In this paper, we aim to provide optimal parameters for micro-computed tomography scans of fish otoliths. We tested fifteen different combinations to sagittae. The images were scaled to Hounsfield units, and segmented in two distinct volumes-of-interest (external and internal). The strategy we applied, for identifying optimum scan settings for otoliths, included analyses of the sinogram, the distribution of the Hounsfield units and the signal-to-noise ratio. Based on these tests, the optimum sets of parameters for the acquisition of tomographic images of sagittal otoilths were 80 kV, 220 microA and 0.5 mm aluminum filter.The method allowed 3D shape analysis, internal and external density distribution, layer-by-layer density segmentation, and a potential objective method to count growth rings in otoliths. It was possible to compare mean densities between species, and we observed a significant difference among them. In addition, there are ontogenic changes, which could be increasing or decreasing the density. In this study, we applied tomography for several otolith analysis, that could be of great interest for future studies in diverse areas that use otoliths as the basic structure of analysis, or represents a new research line called eco-densitometry of otoliths, where tomography could be applied to explore the density within an ecological perspective.

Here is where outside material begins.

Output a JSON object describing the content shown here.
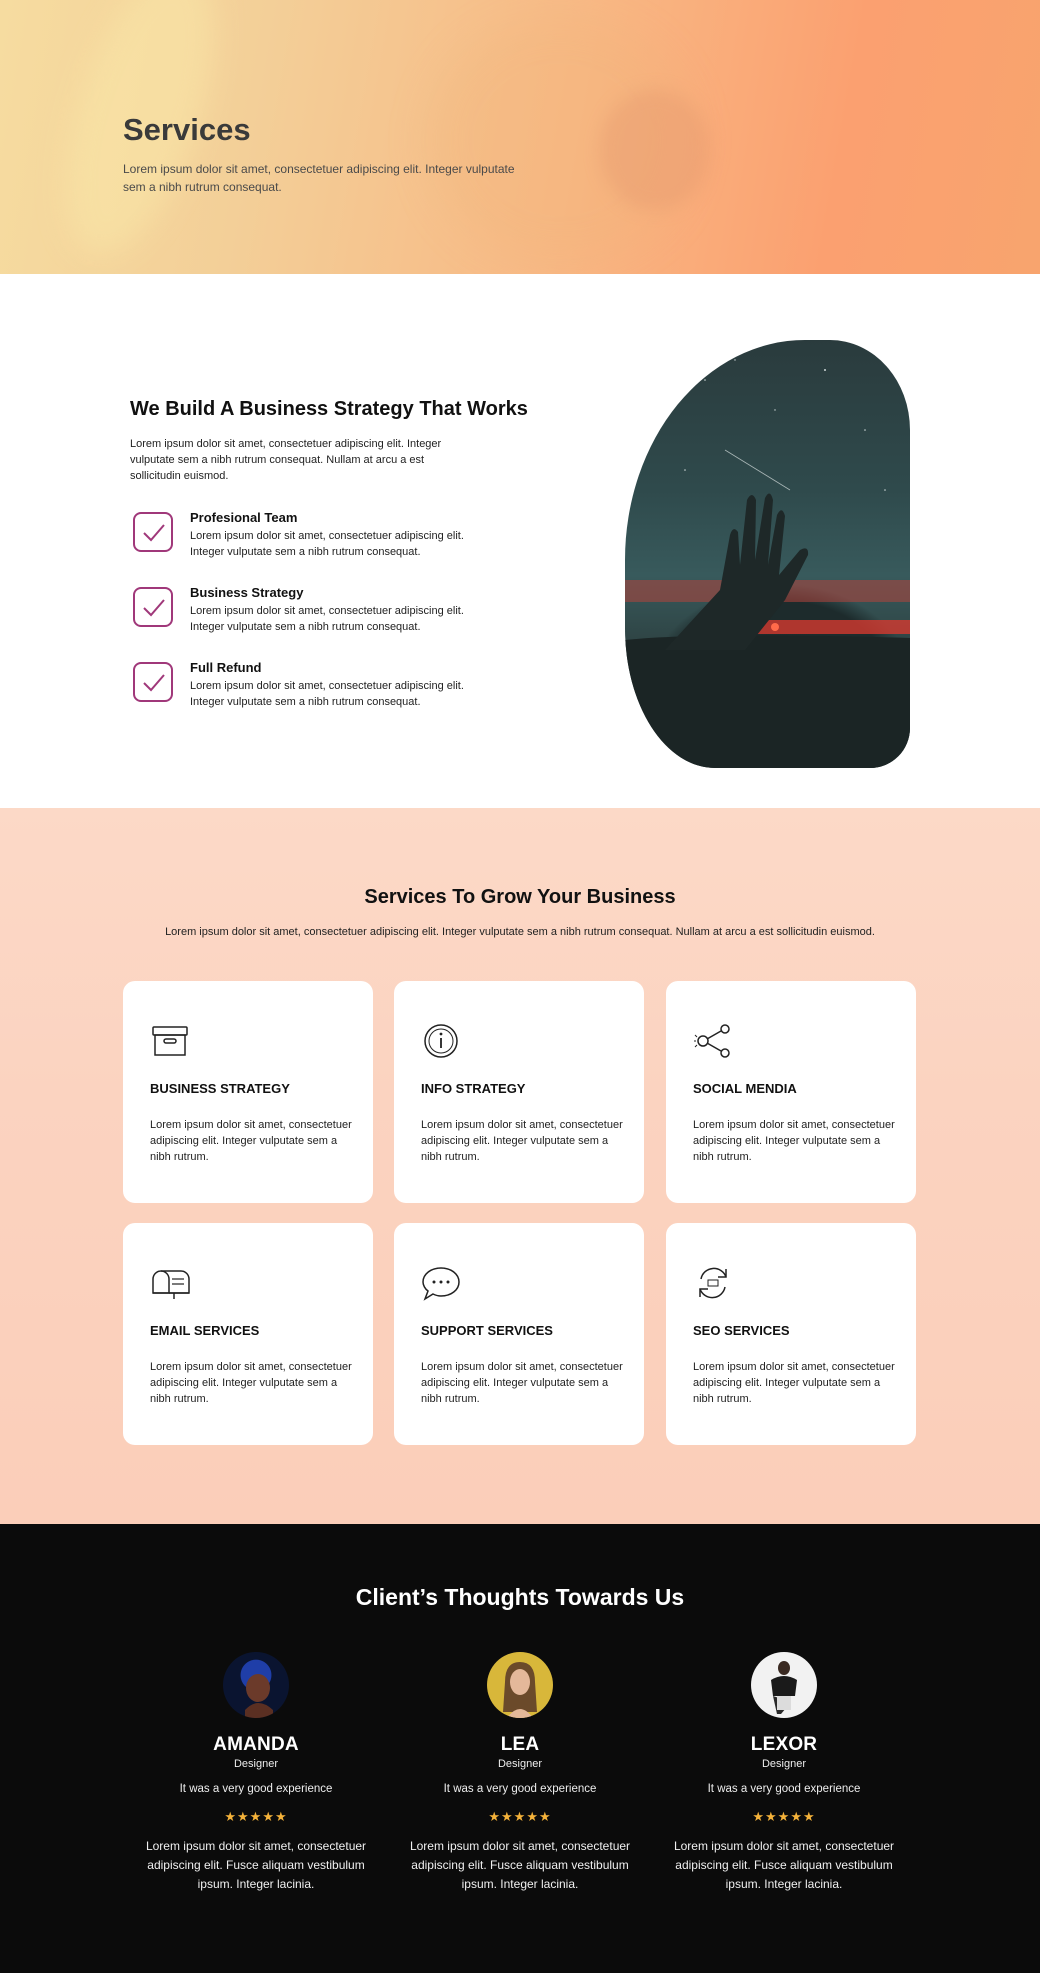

Keywords: Eco-densitometry, fishery biology, Hounsfield Units (HU), Radiodensity, MeshLab, 3D otoliths

Received: 16 Aug 2019; Accepted: 08 Nov 2019.

Copyright: © 2019 Vasconcelos-Filho, Thomsen, Stosic, Antonino, Duarte, Heck, Lessa, Santana, Ferreira and Duarte-Neto. This is an open-access article distributed under the terms of the Creative Commons Attribution License (CC BY). The use, distribution or reproduction in other forums is permitted, provided the original author(s) and the copyright owner(s) are credited and that the original publication in this journal is cited, in accordance with accepted academic practice. No use, distribution or reproduction is permitted which does not comply with these terms.

* Correspondence: Mx. Paulo J. Duarte-Neto, Federal Rural University of Pernambuco, Recife, Brazil, pjduarteneto@gmail.com